### Excerpted records ###

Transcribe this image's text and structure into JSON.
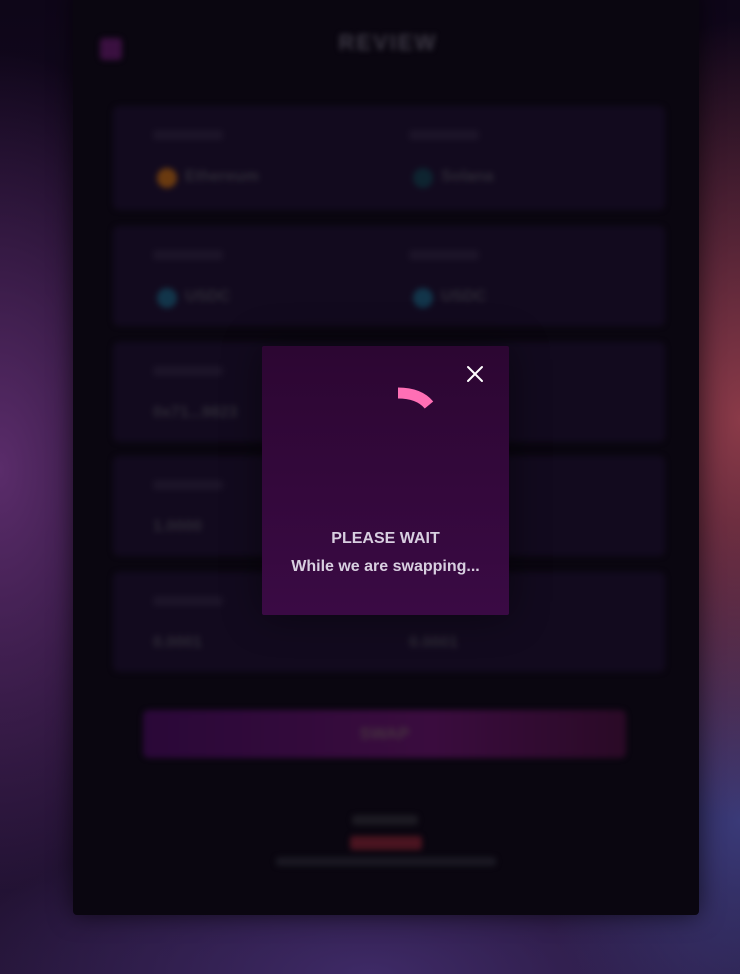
{
  "page": {
    "title": "REVIEW",
    "back_icon": "arrow-left-icon"
  },
  "form": {
    "rows": [
      {
        "left": {
          "value": "Ethereum",
          "token_color": "#6a3a10"
        },
        "right": {
          "value": "Solana",
          "token_color": "#0e2430"
        }
      },
      {
        "left": {
          "value": "USDC",
          "token_color": "#12354a"
        },
        "right": {
          "value": "USDC",
          "token_color": "#12354a"
        }
      },
      {
        "left": {
          "value": "0x71...9823"
        },
        "right": {
          "value": ""
        }
      },
      {
        "left": {
          "value": "1.0000"
        },
        "right": {
          "value": ""
        }
      },
      {
        "left": {
          "value": "0.0001"
        },
        "right": {
          "value": "0.0001"
        }
      }
    ],
    "submit_label": "SWAP"
  },
  "modal": {
    "title": "PLEASE WAIT",
    "message": "While we are swapping...",
    "close_icon": "close-icon",
    "spinner_color": "#ff6fb5"
  }
}
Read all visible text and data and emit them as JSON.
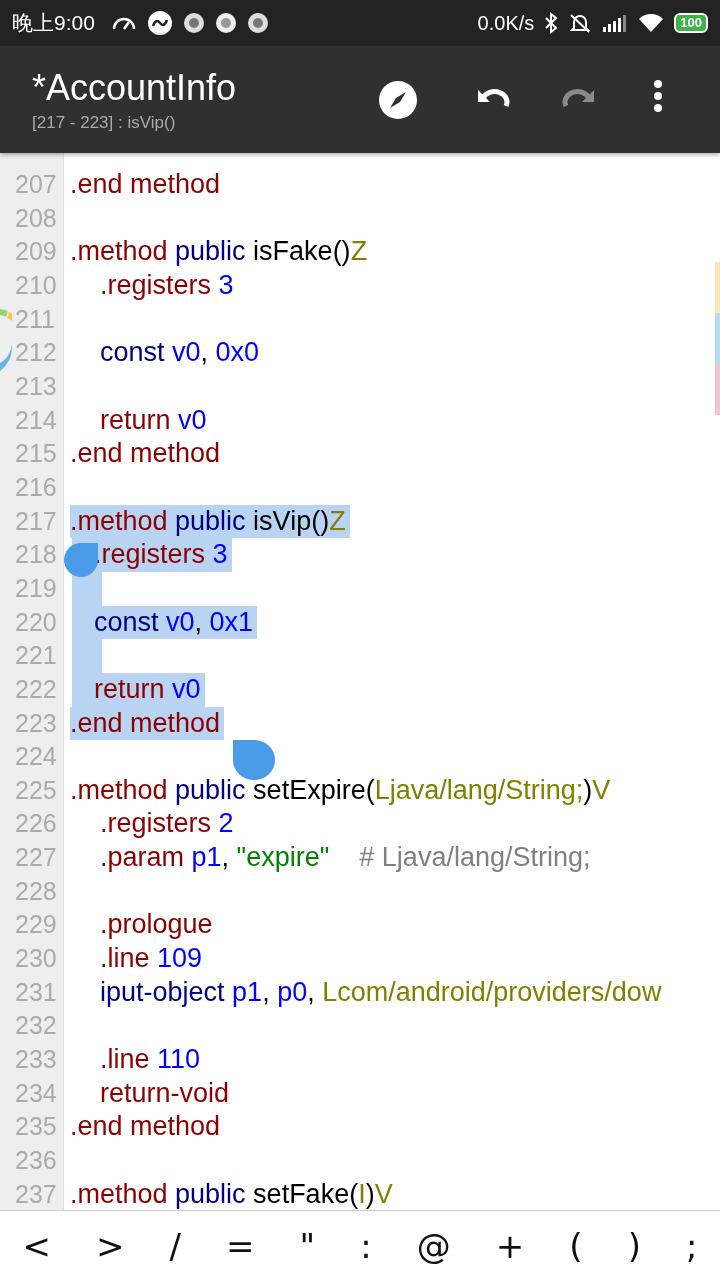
{
  "status_bar": {
    "time": "晚上9:00",
    "net_speed": "0.0K/s",
    "battery": "100"
  },
  "toolbar": {
    "title": "*AccountInfo",
    "subtitle": "[217 - 223] : isVip()",
    "actions": [
      {
        "kind": "navigate",
        "disabled": false
      },
      {
        "kind": "undo",
        "disabled": false
      },
      {
        "kind": "redo",
        "disabled": true
      },
      {
        "kind": "more",
        "disabled": false
      }
    ]
  },
  "editor": {
    "lines": [
      {
        "number": "207",
        "indented": false,
        "selected": false,
        "tokens": [
          {
            "text": ".end method",
            "kind": "directive"
          }
        ]
      },
      {
        "number": "208",
        "selected": false
      },
      {
        "number": "209",
        "indented": false,
        "selected": false,
        "tokens": [
          {
            "text": ".method ",
            "kind": "directive"
          },
          {
            "text": "public ",
            "kind": "keyword"
          },
          {
            "text": "isFake()",
            "kind": "name"
          },
          {
            "text": "Z",
            "kind": "type"
          }
        ]
      },
      {
        "number": "210",
        "indented": true,
        "selected": false,
        "tokens": [
          {
            "text": ".registers ",
            "kind": "directive"
          },
          {
            "text": "3",
            "kind": "number"
          }
        ]
      },
      {
        "number": "211",
        "selected": false
      },
      {
        "number": "212",
        "indented": true,
        "selected": false,
        "tokens": [
          {
            "text": "const ",
            "kind": "opcode"
          },
          {
            "text": "v0",
            "kind": "number"
          },
          {
            "text": ", ",
            "kind": "punctuation"
          },
          {
            "text": "0x0",
            "kind": "number"
          }
        ]
      },
      {
        "number": "213",
        "selected": false
      },
      {
        "number": "214",
        "indented": true,
        "selected": false,
        "tokens": [
          {
            "text": "return ",
            "kind": "directive"
          },
          {
            "text": "v0",
            "kind": "number"
          }
        ]
      },
      {
        "number": "215",
        "indented": false,
        "selected": false,
        "tokens": [
          {
            "text": ".end method",
            "kind": "directive"
          }
        ]
      },
      {
        "number": "216",
        "selected": false
      },
      {
        "number": "217",
        "indented": false,
        "selected": true,
        "tokens": [
          {
            "text": ".method ",
            "kind": "directive"
          },
          {
            "text": "public ",
            "kind": "keyword"
          },
          {
            "text": "isVip()",
            "kind": "name"
          },
          {
            "text": "Z",
            "kind": "type"
          }
        ]
      },
      {
        "number": "218",
        "indented": true,
        "selected": true,
        "tokens": [
          {
            "text": ".registers ",
            "kind": "directive"
          },
          {
            "text": "3",
            "kind": "number"
          }
        ]
      },
      {
        "number": "219",
        "indented": true,
        "selected": true
      },
      {
        "number": "220",
        "indented": true,
        "selected": true,
        "tokens": [
          {
            "text": "const ",
            "kind": "opcode"
          },
          {
            "text": "v0",
            "kind": "number"
          },
          {
            "text": ", ",
            "kind": "punctuation"
          },
          {
            "text": "0x1",
            "kind": "number"
          }
        ]
      },
      {
        "number": "221",
        "indented": true,
        "selected": true
      },
      {
        "number": "222",
        "indented": true,
        "selected": true,
        "tokens": [
          {
            "text": "return ",
            "kind": "directive"
          },
          {
            "text": "v0",
            "kind": "number"
          }
        ]
      },
      {
        "number": "223",
        "indented": false,
        "selected": true,
        "tokens": [
          {
            "text": ".end method",
            "kind": "directive"
          }
        ]
      },
      {
        "number": "224",
        "selected": false
      },
      {
        "number": "225",
        "indented": false,
        "selected": false,
        "tokens": [
          {
            "text": ".method ",
            "kind": "directive"
          },
          {
            "text": "public ",
            "kind": "keyword"
          },
          {
            "text": "setExpire(",
            "kind": "name"
          },
          {
            "text": "Ljava/lang/String;",
            "kind": "type"
          },
          {
            "text": ")",
            "kind": "name"
          },
          {
            "text": "V",
            "kind": "type"
          }
        ]
      },
      {
        "number": "226",
        "indented": true,
        "selected": false,
        "tokens": [
          {
            "text": ".registers ",
            "kind": "directive"
          },
          {
            "text": "2",
            "kind": "number"
          }
        ]
      },
      {
        "number": "227",
        "indented": true,
        "selected": false,
        "tokens": [
          {
            "text": ".param ",
            "kind": "directive"
          },
          {
            "text": "p1",
            "kind": "number"
          },
          {
            "text": ", ",
            "kind": "punctuation"
          },
          {
            "text": "\"expire\"",
            "kind": "string"
          },
          {
            "text": "    # Ljava/lang/String;",
            "kind": "comment"
          }
        ]
      },
      {
        "number": "228",
        "selected": false
      },
      {
        "number": "229",
        "indented": true,
        "selected": false,
        "tokens": [
          {
            "text": ".prologue",
            "kind": "directive"
          }
        ]
      },
      {
        "number": "230",
        "indented": true,
        "selected": false,
        "tokens": [
          {
            "text": ".line ",
            "kind": "directive"
          },
          {
            "text": "109",
            "kind": "number"
          }
        ]
      },
      {
        "number": "231",
        "indented": true,
        "selected": false,
        "tokens": [
          {
            "text": "iput-object ",
            "kind": "opcode"
          },
          {
            "text": "p1",
            "kind": "number"
          },
          {
            "text": ", ",
            "kind": "punctuation"
          },
          {
            "text": "p0",
            "kind": "number"
          },
          {
            "text": ", ",
            "kind": "punctuation"
          },
          {
            "text": "Lcom/android/providers/dow",
            "kind": "type"
          }
        ]
      },
      {
        "number": "232",
        "selected": false
      },
      {
        "number": "233",
        "indented": true,
        "selected": false,
        "tokens": [
          {
            "text": ".line ",
            "kind": "directive"
          },
          {
            "text": "110",
            "kind": "number"
          }
        ]
      },
      {
        "number": "234",
        "indented": true,
        "selected": false,
        "tokens": [
          {
            "text": "return-void",
            "kind": "directive"
          }
        ]
      },
      {
        "number": "235",
        "indented": false,
        "selected": false,
        "tokens": [
          {
            "text": ".end method",
            "kind": "directive"
          }
        ]
      },
      {
        "number": "236",
        "selected": false
      },
      {
        "number": "237",
        "indented": false,
        "selected": false,
        "tokens": [
          {
            "text": ".method ",
            "kind": "directive"
          },
          {
            "text": "public ",
            "kind": "keyword"
          },
          {
            "text": "setFake(",
            "kind": "name"
          },
          {
            "text": "I",
            "kind": "type"
          },
          {
            "text": ")",
            "kind": "name"
          },
          {
            "text": "V",
            "kind": "type"
          }
        ]
      }
    ],
    "markers": [
      {
        "color": "#fbe6b4"
      },
      {
        "color": "#b5dcf2"
      },
      {
        "color": "#f2c2d2"
      }
    ]
  },
  "symbol_keys": [
    "<",
    ">",
    "/",
    "=",
    "\"",
    ":",
    "@",
    "+",
    "(",
    ")",
    ";"
  ]
}
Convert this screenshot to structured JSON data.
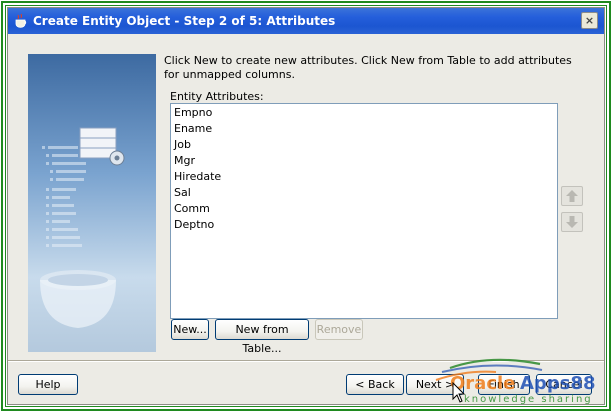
{
  "window": {
    "title": "Create Entity Object - Step 2 of 5: Attributes",
    "close_label": "×"
  },
  "main": {
    "instructions": "Click New to create new attributes.  Click New from Table to add attributes for unmapped columns.",
    "list_label": "Entity Attributes:",
    "attributes": [
      "Empno",
      "Ename",
      "Job",
      "Mgr",
      "Hiredate",
      "Sal",
      "Comm",
      "Deptno"
    ],
    "new_label": "New...",
    "new_from_table_label": "New from Table...",
    "remove_label": "Remove"
  },
  "footer": {
    "help_label": "Help",
    "back_label": "< Back",
    "next_label": "Next >",
    "finish_label": "Finish",
    "cancel_label": "Cancel"
  },
  "watermark": {
    "brand_part1": "Oracle",
    "brand_part2": "Apps88",
    "tagline": "knowledge sharing"
  },
  "colors": {
    "titlebar": "#245edb",
    "frame": "#1f8a1f",
    "dialog_bg": "#ecebe5"
  },
  "icons": [
    "wizard-cup-icon",
    "close-icon",
    "move-up-icon",
    "move-down-icon",
    "mouse-cursor-icon"
  ]
}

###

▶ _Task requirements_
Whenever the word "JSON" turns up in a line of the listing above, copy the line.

▶ _Answer to this exercise_
Transcribe this image's text and structure into JSON.
Read all visible text and data and emit them as JSON.
Convert this screenshot to structured JSON data.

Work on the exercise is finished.